Dataset rows describing interfaces
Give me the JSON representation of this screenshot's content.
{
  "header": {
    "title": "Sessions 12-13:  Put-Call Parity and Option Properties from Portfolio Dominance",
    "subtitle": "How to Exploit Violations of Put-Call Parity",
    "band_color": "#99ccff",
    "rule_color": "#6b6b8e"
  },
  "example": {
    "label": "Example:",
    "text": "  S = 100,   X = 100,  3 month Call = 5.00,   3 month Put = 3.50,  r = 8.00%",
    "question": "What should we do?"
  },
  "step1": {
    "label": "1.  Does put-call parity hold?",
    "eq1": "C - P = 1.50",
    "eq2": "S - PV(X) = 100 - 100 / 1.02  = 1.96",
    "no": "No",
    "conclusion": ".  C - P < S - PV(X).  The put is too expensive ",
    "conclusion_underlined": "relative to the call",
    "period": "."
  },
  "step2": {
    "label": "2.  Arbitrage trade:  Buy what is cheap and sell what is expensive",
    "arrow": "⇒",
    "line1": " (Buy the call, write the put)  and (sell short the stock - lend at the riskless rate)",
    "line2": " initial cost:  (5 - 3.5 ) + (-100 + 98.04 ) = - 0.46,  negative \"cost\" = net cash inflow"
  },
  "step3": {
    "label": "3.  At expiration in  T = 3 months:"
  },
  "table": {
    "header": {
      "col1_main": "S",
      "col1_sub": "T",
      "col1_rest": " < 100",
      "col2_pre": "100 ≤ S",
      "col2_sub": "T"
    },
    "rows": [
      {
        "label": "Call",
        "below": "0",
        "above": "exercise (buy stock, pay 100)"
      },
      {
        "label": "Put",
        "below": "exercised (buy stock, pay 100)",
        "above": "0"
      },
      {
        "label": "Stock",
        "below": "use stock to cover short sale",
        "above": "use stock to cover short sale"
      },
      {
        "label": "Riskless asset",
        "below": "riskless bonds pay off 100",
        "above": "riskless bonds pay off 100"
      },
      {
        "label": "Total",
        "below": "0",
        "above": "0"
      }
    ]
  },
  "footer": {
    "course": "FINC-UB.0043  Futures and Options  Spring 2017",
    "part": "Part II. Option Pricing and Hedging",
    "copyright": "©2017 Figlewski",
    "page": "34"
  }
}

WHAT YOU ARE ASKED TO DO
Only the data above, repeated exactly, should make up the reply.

OUTPUT FOR THIS TASK
Give me the JSON representation of this screenshot's content.
{
  "header": {
    "title": "Sessions 12-13:  Put-Call Parity and Option Properties from Portfolio Dominance",
    "subtitle": "How to Exploit Violations of Put-Call Parity",
    "band_color": "#99ccff",
    "rule_color": "#6b6b8e"
  },
  "example": {
    "label": "Example:",
    "text": "  S = 100,   X = 100,  3 month Call = 5.00,   3 month Put = 3.50,  r = 8.00%",
    "question": "What should we do?"
  },
  "step1": {
    "label": "1.  Does put-call parity hold?",
    "eq1": "C - P = 1.50",
    "eq2": "S - PV(X) = 100 - 100 / 1.02  = 1.96",
    "no": "No",
    "conclusion": ".  C - P < S - PV(X).  The put is too expensive ",
    "conclusion_underlined": "relative to the call",
    "period": "."
  },
  "step2": {
    "label": "2.  Arbitrage trade:  Buy what is cheap and sell what is expensive",
    "arrow": "⇒",
    "line1": " (Buy the call, write the put)  and (sell short the stock - lend at the riskless rate)",
    "line2": " initial cost:  (5 - 3.5 ) + (-100 + 98.04 ) = - 0.46,  negative \"cost\" = net cash inflow"
  },
  "step3": {
    "label": "3.  At expiration in  T = 3 months:"
  },
  "table": {
    "header": {
      "col1_main": "S",
      "col1_sub": "T",
      "col1_rest": " < 100",
      "col2_pre": "100 ≤ S",
      "col2_sub": "T"
    },
    "rows": [
      {
        "label": "Call",
        "below": "0",
        "above": "exercise (buy stock, pay 100)"
      },
      {
        "label": "Put",
        "below": "exercised (buy stock, pay 100)",
        "above": "0"
      },
      {
        "label": "Stock",
        "below": "use stock to cover short sale",
        "above": "use stock to cover short sale"
      },
      {
        "label": "Riskless asset",
        "below": "riskless bonds pay off 100",
        "above": "riskless bonds pay off 100"
      },
      {
        "label": "Total",
        "below": "0",
        "above": "0"
      }
    ]
  },
  "footer": {
    "course": "FINC-UB.0043  Futures and Options  Spring 2017",
    "part": "Part II. Option Pricing and Hedging",
    "copyright": "©2017 Figlewski",
    "page": "34"
  }
}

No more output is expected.